order may be necessary in the exercise of its jurisdiction.
To be sure, the LLDA was not expressly conferred the power "to issue and ex-parte cease and desist order" in a
language, as suggested by the City Government of Caloocan, similar to the express grant to the defunct National
Pollution Control Commission under Section 7 of P.D. No. 984 which, admittedly was not reproduced in P.D. No. 813 and
E.O. No. 927, series of 1983. However, it would be a mistake to draw therefrom the conclusion that there is a denial of


the power to issue the order in question when the power "to make, alter or modify orders requiring the discontinuance
of pollution" is expressly and clearly bestowed upon the LLDA by Executive Order No. 927, series of 1983.
Assuming arguendo that the authority to issue a "cease and desist order" were not expressly conferred by law,
there is jurisprudence enough to the effect that the rule granting such authority need not necessarily be express. While
it is a fundamental rule that an administrative agency has only such powers as are expressly granted to it by law, it is
likewise a settled rule that an administrative agency has also such powers as are necessarily implied in the exercise of its
express powers. 26 In the exercise, therefore, of its express powers under its charter as a regulatory and quasi-judicial
body with respect to pollution cases in the Laguna Lake region, the authority of the LLDA to issue a "cease and desist

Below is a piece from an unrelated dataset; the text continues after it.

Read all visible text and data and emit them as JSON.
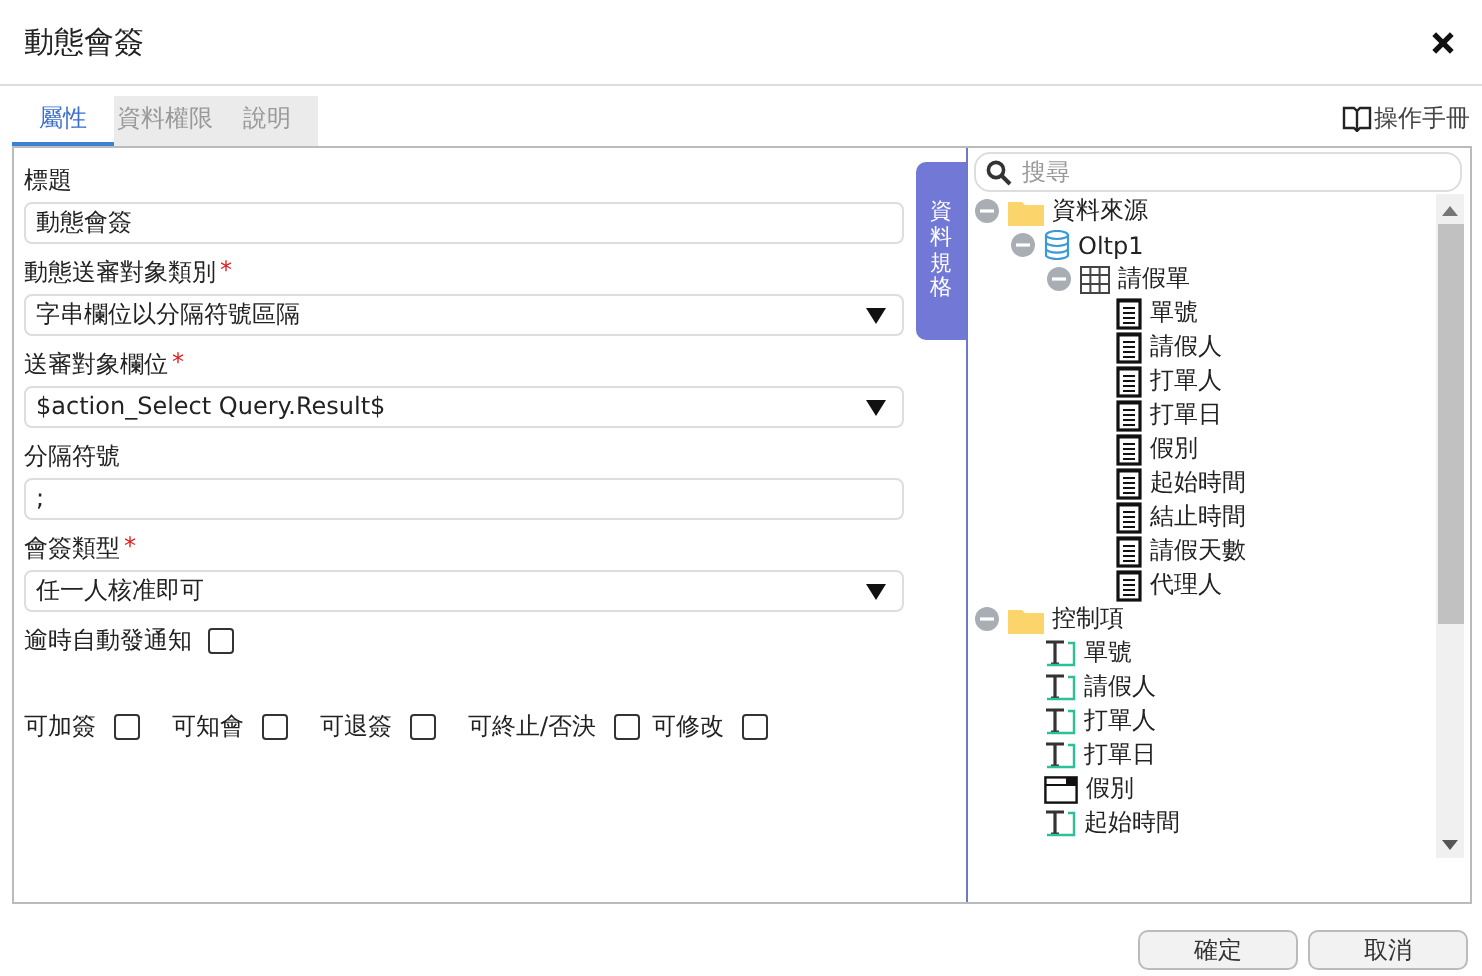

order" is, perforce, implied. Otherwise, it may well be reduced to a "toothless" paper agency.